Last year, the United States Soccer Federation commissioned an investigation into allegations of sexual abuse within the U.S. Women’s Soccer League (NWSL). Recently, a final investigative report was released, finding that sexual misconduct and emotional abuse are rampant throughout the league. Here is more on the systemic sexual abuse and misconduct in U.S. Women’s soccer.
Sexual Abuse and Misconduct Allegations Raised
In 2021, The Athletic published an article in which former NWSL players Sinead Farrelly and Mana Shim raised sexual abuse and misconduct allegations concerning former North Carolina Courage coach Paul Riley. The magazine reported that the Portland Thorns fired Riley in 2015 for misconduct and that the league kept the reasons for his dismissal private, thereby allowing Riley to be hired by another NWSL team. The claims in the article led U.S. Soccer to commission an investigation headed by former acting U.S. Attorney General Sally Yates and the law firm King & Spaulding.
The Yates Investigation
The Yates investigation focused on the conduct of three former coaches, Riley, Rory Dames of the Chicago Red Stars, and Christy Holly of Racing Louisville. After interviewing over 200 people and reviewing more than 80,000 documents, investigators found that these coaches committed multiple acts of sexual misconduct while coaching for the league. In addition, it was learned that team owners, U.S. Soccer officials, and others failed to adequately respond to warnings and complaints from players about these individuals.
The Thorns investigated Riley in 2015, reported its findings to the league, and did not renew his contract. However, Riley continued coaching and obtained a coaching position with the Western New York Flash team. According to the report, Thorns leadership was less than cooperative during the sexual misconduct investigation. Yates noted, “The Portland Thorns interfered with our access to relevant witnesses and raised specious legal arguments in an attempt to impede our use of relevant documents.”
Coach Christy Holly was terminated for cause. However, his former team Racing Louisville declined to state the reason publicly. According to the Yates report, Racing Louisville “refused to produce documents concerning Christy Holly and would not permit witnesses (even former employees) to answer relevant questions regarding Holly’s tenure, citing non-disclosure and non-disparagement agreements it signed with Holly.”
Likewise, Rory Dames’s team, the Chicago Red Stars, “unnecessarily delayed the production of relevant documents over the course of nearly nine months.”
The Yates sexual misconduct report summary said, “Our investigation has revealed a league in which abuse and misconduct — verbal and emotional abuse and sexual misconduct — had become systemic, spanning multiple teams, coaches, and victims.” The investigators also found that the abusive conduct was pervasive and normalized within the league’s culture. The report stated that “Abuse in the NWSL is rooted in a deeper culture in women’s soccer, beginning in youth leagues, that normalizes verbally abusive coaching and blurs boundaries between coaches and players.”

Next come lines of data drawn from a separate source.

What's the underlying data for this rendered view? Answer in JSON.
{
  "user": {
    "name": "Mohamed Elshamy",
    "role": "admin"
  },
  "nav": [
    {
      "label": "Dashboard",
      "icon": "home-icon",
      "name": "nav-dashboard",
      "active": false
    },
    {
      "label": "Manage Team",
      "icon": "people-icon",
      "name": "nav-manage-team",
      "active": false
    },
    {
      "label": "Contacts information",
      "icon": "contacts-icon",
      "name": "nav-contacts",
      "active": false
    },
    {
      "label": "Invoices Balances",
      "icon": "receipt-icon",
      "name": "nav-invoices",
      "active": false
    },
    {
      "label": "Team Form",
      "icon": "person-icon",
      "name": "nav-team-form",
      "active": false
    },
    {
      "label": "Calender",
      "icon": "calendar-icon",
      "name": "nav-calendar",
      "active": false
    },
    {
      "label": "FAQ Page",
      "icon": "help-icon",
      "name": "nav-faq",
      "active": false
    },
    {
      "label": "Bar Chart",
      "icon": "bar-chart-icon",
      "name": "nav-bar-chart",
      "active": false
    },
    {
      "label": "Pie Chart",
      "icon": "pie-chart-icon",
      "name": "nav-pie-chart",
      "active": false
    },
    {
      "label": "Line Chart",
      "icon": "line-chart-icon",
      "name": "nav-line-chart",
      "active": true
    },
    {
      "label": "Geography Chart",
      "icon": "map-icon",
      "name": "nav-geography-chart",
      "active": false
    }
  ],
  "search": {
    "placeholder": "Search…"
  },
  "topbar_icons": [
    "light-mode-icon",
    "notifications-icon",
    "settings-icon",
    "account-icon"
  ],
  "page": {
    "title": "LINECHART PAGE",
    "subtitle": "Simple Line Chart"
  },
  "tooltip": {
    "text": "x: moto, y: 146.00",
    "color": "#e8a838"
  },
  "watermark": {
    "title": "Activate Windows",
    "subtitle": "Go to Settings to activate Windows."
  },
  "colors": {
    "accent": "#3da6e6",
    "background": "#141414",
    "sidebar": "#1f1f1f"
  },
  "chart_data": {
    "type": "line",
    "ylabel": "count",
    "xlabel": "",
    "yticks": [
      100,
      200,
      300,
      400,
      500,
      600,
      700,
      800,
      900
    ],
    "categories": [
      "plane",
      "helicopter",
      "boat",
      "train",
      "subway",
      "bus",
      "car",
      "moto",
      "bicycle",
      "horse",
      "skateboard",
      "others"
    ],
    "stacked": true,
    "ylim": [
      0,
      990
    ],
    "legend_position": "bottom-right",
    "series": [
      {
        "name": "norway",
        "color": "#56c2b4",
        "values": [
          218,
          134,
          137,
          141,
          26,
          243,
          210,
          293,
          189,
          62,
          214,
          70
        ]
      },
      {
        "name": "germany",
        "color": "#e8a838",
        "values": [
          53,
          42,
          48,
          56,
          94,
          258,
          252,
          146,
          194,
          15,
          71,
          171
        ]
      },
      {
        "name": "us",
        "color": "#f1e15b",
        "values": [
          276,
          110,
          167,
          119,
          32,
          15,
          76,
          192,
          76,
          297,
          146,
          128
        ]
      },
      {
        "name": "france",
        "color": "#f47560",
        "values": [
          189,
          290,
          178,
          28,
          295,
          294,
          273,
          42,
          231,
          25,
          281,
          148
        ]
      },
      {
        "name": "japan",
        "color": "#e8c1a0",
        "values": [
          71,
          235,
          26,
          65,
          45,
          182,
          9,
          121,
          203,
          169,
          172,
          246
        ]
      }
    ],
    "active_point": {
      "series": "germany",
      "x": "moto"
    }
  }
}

At its conclusion, the Yates report recommendations included the following:
- Accurate disclosure of coach misconduct to the league and soccer federation
- Detailed screening of potential coaches, and
- Conducting timely investigations into abuse allegations
According to a recent report, “U.S. Soccer said its board of directors and a leadership team would immediately begin implementing the report’s recommendations.”
The report and players claim the league was very aware of the sexual misconduct and failed to take action. When the allegations came to light, former player Alex Morgan posted: “The league was informed of these allegations multiple times and refused multiple times to investigate the allegations. The league must accept responsibility for a process that failed to protect its own players from this abuse.”
The sexual misconduct went on for years and was present throughout the organization. Unfortunately, like the leadership in USA Gymnastics, the league’s inaction led to countless players being subjected to sexual harassment and abuse.
Contact an Experienced Sexual Abuse Injury Attorney
Sexual misconduct and abuse can persist for years before survivors are heard and able to process their trauma. When a person suffers sexual abuse personal injury, they should be able to seek compensation for their damages. Every survivor deserves to have the opportunity to hold their abusers accountable. If you have been the victim of rape, sexual abuse, or other sexual violence, you want an experienced and compassionate sexual abuse injury attorney on your side. Bonina & Bonina, P.C. understand the importance of helping sexual abuse survivors get the help they need for their trauma. Contact us online or call us at 1-888-MEDLAW1 to schedule your free consultation. Home and hospital visits are available. Se Habla Español.